I think I can rein myself in when it comes to preoccupation with gadgets, but I want my kids to understand this, too. So, I have made a decision. I will keep cell phones in a basket by the door when my kids come home for the evening. Sure, they can check once or twice to see if any emergency requires a response, but the rest can wait until the next day.
I’d like them to be present during our time together. How much more valued will our loved ones feel if we give them all of our attention when we’re with them? How much better will grades become when the work in front of a student is the main thing on his mind? And how much more interesting would conversations be if they consisted of more than abbreviated answers in the form of text messages?
None of this can happen with my kids unless I also embrace the motto: NO MORE MULTI-TASKING! I will turn off that cell phone and put down that i-pad when my family is around. I hope to set an example by being totally present in my interactions with loved ones, friends, neighbors, and most importantly, God…. Join me?

Monday, August 13, 2012

Latham Family Adventures: Grass Houses

     I’ll remind you here, reader, that we Lathams weren’t exactly country folk before we moved to the country! Our land was beautiful. It was mostly wooded, but a few acres were open pasture. Some people would have thought of using the pasture for livestock. Not us. We immediately set up a backstop in one corner for baseball and softball games.
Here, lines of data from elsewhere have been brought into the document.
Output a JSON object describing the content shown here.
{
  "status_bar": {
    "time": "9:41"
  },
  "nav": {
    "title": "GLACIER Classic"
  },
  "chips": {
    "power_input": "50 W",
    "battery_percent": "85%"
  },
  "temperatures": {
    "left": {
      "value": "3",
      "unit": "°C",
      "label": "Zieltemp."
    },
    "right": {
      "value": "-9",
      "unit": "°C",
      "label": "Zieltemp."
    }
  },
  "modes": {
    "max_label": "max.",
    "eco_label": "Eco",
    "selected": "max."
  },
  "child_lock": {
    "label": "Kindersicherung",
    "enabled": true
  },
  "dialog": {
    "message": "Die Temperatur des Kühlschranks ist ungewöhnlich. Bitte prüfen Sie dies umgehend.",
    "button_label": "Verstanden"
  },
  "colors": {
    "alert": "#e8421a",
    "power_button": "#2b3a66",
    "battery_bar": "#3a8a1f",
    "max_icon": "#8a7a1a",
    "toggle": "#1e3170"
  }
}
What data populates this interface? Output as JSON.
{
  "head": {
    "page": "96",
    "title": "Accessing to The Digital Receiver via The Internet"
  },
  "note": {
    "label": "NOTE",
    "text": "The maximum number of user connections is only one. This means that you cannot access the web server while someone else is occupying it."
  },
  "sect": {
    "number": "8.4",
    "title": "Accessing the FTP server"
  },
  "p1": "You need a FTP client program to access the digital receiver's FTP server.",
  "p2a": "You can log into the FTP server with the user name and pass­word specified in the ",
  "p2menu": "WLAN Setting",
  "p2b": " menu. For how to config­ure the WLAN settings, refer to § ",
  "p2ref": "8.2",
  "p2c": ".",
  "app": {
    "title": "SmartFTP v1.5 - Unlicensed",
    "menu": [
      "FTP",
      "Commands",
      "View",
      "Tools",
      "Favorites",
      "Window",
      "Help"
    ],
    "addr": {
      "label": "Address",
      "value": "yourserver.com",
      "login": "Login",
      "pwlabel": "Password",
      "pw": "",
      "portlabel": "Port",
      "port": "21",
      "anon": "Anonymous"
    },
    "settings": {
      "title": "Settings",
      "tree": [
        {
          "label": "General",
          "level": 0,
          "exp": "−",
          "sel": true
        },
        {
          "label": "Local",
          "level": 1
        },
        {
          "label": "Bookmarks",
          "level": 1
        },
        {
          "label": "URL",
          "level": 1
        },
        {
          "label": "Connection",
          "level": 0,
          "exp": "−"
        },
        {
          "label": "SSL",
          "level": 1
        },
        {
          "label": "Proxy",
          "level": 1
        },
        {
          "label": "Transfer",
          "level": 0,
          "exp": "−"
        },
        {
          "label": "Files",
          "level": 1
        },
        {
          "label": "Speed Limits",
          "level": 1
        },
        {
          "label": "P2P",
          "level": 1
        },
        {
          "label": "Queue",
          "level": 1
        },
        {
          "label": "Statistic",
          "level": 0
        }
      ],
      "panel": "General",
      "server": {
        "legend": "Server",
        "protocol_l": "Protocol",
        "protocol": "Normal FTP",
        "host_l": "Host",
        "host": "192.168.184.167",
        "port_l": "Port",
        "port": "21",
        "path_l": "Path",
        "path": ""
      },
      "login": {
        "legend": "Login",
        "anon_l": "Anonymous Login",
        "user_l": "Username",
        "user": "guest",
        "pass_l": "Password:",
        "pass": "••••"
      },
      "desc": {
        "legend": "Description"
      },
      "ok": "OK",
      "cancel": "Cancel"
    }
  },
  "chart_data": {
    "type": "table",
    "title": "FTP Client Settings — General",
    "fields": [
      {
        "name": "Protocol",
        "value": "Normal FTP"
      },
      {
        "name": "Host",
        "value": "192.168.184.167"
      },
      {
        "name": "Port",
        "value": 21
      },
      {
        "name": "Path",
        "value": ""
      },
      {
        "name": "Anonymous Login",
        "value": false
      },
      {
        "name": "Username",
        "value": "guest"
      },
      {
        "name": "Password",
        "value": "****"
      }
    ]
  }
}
The rest of the field was left as a giant, meadowy playground for the kids.
     This pasture was where the Little Lathams played a game which they called Grass Houses. I remember the day they invented the game. It was springtime. I was mowing along our driveway beside the pasture. The grass in the field was new, but it was already 18 inches tall. On a whim, I pushed the mower into the tall growth. It was quite easy to cut. I knew the children liked to pick flowers and explore in the field, so it seemed like a good idea to make a path. I set out through the field. I made a few curving, crisscrossing trails and came out the other side.
     The children loved the maze. They ran laughing and chasing one another. Then things grew quiet. I looked out and saw that they had spread out in different directions across the field. Heads down, they were each working on something. That’s when I saw that they had raided our supply of picnic blankets. Each child used an old wool blanket to flatten the grass to make a place to sit. These little cleared spots became their houses. They were spaced out along the pathways. There weren’t any furnishings in the grass houses. The fun came with travelling around the trails to visit one another. As the days passed, the game evolved. Sometimes a picnic lunch was in order. Other times, the game turned exciting when there was a monster or bad guy loose! Then, the kids ran screaming to each other’s houses for safety.
     As spring turned to summer, the field kept growing and I kept the pathway mowed. This made the grass houses even better. I could barely see the tops of the kids’ heads as they played in the field. They were completely hidden when they sat on their blankets surrounded by the tall grass walls.
     All in all, it was a fun game. And,yes, there were times when I wished we had more farming experience. But if we had to do it over, I’d choose baseball games and grass houses in that field over a few head of cattle any day!